Records contained in a dataset:
-----
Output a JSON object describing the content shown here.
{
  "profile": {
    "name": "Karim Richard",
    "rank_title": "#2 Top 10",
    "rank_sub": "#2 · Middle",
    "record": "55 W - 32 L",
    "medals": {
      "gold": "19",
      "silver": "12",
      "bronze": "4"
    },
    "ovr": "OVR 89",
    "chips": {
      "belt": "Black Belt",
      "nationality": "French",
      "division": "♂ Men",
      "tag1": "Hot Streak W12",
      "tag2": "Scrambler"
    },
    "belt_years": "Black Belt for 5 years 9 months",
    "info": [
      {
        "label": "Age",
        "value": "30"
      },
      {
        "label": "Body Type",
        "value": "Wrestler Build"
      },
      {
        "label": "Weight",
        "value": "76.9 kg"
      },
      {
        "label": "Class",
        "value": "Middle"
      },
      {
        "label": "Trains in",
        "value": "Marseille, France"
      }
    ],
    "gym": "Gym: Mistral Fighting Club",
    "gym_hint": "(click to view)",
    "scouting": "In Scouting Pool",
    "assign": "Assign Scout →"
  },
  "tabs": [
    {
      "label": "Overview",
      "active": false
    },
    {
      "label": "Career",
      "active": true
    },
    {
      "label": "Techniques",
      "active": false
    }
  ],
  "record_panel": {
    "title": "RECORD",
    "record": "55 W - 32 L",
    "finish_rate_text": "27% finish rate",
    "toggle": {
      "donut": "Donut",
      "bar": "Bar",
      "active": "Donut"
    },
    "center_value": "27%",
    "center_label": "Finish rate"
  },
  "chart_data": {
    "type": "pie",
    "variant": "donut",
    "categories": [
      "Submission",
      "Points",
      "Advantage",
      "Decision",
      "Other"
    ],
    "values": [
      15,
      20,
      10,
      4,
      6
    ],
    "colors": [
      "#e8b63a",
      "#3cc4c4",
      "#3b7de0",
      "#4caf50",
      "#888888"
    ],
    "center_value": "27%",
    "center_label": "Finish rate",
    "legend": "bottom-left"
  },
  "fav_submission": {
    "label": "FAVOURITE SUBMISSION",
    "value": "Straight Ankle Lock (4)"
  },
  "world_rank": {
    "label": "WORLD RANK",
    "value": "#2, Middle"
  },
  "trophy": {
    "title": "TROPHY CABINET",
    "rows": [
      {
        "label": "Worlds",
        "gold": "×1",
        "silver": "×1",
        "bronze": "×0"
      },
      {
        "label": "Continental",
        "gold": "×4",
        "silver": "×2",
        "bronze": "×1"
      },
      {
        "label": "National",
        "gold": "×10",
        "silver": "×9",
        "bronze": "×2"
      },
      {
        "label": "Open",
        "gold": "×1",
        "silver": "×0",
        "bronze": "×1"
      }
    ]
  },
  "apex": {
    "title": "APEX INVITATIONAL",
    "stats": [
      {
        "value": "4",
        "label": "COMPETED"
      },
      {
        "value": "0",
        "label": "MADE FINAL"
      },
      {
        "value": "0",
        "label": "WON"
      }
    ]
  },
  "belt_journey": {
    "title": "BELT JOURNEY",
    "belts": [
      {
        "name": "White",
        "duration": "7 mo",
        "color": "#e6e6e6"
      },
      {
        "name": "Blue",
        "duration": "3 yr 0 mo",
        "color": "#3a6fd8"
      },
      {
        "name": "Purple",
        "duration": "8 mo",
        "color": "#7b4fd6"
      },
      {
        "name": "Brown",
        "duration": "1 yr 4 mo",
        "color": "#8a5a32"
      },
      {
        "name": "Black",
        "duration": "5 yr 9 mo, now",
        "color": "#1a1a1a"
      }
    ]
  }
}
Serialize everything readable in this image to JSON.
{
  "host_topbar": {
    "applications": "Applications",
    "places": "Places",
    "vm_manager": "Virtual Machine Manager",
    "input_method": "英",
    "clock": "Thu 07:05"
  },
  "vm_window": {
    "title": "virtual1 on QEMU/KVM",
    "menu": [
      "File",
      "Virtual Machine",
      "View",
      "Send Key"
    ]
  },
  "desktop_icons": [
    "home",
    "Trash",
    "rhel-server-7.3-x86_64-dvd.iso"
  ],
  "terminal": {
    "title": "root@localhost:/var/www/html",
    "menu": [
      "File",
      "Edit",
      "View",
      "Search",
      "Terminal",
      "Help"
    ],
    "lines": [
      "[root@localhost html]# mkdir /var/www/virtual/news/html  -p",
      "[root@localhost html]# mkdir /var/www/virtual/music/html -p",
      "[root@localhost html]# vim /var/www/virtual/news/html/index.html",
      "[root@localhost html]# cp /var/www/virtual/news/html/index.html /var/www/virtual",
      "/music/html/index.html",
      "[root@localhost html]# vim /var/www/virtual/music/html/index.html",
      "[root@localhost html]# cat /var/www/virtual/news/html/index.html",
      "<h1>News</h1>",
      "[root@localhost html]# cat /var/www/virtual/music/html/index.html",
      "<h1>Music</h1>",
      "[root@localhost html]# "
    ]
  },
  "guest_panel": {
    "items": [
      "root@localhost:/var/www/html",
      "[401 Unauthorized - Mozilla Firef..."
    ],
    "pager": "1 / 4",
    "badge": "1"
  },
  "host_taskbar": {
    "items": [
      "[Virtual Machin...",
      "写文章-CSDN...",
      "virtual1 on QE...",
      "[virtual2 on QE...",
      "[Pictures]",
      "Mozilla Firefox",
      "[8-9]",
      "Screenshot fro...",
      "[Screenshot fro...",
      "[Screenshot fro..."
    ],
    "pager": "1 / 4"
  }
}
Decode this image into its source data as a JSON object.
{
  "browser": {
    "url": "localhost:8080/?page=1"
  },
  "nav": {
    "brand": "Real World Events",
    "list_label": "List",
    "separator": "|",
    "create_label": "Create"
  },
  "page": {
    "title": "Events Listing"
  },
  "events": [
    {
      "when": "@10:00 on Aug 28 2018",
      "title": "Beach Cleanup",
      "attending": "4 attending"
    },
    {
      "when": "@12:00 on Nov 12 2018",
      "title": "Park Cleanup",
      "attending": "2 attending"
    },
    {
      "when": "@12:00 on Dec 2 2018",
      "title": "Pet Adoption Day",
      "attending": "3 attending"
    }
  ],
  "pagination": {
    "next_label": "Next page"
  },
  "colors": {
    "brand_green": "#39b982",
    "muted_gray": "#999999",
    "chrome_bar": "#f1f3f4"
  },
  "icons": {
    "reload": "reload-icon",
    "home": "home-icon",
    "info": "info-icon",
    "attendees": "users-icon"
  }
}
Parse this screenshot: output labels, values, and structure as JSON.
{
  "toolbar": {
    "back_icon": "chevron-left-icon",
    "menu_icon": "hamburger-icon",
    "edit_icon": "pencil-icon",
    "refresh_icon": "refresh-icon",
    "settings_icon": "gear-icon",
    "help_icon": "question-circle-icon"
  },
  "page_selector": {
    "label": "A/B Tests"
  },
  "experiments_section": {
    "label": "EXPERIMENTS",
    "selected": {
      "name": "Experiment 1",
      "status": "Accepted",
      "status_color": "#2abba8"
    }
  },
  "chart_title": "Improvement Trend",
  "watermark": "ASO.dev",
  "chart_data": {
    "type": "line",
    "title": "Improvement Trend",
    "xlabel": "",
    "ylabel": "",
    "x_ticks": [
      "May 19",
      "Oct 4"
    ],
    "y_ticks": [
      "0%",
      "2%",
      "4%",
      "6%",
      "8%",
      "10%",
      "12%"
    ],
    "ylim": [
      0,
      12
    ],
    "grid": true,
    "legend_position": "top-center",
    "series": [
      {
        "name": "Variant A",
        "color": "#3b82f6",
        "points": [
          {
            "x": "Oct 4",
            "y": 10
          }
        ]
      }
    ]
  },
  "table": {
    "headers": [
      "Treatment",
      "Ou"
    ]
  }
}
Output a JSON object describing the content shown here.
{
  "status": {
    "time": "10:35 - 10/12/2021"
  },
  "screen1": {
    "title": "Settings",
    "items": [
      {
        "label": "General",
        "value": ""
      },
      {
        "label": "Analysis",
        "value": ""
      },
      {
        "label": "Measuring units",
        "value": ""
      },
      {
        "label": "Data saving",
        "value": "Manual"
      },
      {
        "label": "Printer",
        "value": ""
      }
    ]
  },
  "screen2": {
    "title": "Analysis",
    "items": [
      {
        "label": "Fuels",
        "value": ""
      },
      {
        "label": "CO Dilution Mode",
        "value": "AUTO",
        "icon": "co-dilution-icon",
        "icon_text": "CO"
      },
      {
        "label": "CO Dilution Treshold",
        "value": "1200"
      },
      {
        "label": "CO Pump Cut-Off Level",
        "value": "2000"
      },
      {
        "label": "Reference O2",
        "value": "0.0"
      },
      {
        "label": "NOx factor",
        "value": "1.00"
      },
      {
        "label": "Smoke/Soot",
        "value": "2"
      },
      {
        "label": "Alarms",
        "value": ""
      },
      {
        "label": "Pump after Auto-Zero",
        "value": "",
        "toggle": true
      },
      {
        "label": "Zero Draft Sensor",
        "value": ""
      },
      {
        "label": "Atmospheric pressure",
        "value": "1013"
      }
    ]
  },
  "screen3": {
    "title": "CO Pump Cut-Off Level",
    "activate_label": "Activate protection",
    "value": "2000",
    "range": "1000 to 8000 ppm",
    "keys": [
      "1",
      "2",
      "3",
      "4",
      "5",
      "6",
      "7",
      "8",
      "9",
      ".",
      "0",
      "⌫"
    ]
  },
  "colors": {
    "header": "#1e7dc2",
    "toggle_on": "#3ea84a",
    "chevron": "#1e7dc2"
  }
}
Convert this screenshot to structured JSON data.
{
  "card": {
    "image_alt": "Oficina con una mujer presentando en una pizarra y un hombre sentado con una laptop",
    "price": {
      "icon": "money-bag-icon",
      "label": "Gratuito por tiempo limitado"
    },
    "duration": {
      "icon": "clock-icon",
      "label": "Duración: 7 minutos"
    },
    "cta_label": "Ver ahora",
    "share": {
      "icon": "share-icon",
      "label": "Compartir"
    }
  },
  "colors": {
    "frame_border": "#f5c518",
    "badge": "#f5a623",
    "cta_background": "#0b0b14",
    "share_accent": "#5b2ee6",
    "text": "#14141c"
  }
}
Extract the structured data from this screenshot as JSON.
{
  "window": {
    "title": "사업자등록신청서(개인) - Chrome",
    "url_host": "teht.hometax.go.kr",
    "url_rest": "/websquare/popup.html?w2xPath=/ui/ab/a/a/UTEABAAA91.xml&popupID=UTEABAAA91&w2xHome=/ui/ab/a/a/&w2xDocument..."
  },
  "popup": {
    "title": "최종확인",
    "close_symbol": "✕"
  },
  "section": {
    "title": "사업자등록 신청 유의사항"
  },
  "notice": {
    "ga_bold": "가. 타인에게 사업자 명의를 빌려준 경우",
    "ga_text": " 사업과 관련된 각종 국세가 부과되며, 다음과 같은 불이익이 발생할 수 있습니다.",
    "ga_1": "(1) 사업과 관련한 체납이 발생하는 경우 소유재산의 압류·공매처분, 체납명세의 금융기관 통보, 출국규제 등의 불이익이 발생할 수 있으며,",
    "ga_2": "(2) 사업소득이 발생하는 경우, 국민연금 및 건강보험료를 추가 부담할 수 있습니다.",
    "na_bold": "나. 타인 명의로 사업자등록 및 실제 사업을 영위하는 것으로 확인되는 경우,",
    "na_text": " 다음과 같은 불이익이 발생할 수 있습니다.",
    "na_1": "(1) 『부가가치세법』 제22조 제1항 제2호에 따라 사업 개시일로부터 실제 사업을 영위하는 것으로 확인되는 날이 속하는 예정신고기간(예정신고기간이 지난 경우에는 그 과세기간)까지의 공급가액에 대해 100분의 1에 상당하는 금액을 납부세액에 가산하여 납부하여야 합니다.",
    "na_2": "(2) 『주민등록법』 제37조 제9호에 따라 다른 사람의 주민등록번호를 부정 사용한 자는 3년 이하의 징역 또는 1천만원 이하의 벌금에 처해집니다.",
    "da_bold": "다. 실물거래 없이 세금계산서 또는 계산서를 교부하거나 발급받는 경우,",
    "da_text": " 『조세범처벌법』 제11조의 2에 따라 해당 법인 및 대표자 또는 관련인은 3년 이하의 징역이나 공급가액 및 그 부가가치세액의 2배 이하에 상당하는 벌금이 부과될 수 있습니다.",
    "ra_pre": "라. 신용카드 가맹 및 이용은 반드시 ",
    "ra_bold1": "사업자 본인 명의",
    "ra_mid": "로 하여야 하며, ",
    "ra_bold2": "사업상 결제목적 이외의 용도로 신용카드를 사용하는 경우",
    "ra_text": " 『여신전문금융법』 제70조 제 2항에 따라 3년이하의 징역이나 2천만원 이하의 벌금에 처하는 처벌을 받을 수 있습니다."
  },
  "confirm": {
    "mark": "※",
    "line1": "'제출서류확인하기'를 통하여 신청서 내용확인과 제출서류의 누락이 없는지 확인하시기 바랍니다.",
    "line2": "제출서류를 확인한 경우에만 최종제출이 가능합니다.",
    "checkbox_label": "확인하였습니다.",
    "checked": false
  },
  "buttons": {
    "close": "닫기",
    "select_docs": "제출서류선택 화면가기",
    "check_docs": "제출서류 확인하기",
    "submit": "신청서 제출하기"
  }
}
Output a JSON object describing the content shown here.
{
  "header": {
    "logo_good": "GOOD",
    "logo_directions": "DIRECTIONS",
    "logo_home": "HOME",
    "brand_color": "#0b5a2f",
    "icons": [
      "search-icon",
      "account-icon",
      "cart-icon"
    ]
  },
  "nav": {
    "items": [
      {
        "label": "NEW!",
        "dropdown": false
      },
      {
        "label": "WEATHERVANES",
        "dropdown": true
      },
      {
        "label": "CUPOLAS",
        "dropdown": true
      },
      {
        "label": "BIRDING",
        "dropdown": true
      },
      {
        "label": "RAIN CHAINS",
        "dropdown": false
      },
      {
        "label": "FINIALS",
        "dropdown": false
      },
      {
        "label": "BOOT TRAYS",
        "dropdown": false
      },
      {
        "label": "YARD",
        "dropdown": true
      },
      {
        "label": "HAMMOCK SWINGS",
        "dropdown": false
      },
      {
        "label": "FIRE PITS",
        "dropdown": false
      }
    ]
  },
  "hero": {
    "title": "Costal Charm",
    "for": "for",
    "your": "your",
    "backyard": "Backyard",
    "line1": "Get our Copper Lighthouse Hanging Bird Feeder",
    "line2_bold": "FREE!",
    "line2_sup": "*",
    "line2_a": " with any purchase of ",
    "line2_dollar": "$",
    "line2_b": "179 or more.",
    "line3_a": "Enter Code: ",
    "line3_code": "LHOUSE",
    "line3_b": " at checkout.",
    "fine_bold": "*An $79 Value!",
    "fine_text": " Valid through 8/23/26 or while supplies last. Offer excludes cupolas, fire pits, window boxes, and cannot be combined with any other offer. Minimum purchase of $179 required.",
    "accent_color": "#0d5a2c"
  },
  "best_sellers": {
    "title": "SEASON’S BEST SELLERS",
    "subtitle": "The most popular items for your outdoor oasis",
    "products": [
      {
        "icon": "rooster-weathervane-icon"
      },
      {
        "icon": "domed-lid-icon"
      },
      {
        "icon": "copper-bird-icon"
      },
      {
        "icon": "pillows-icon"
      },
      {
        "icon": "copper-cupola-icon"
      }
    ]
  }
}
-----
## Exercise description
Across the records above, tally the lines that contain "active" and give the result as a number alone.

## Task answer
4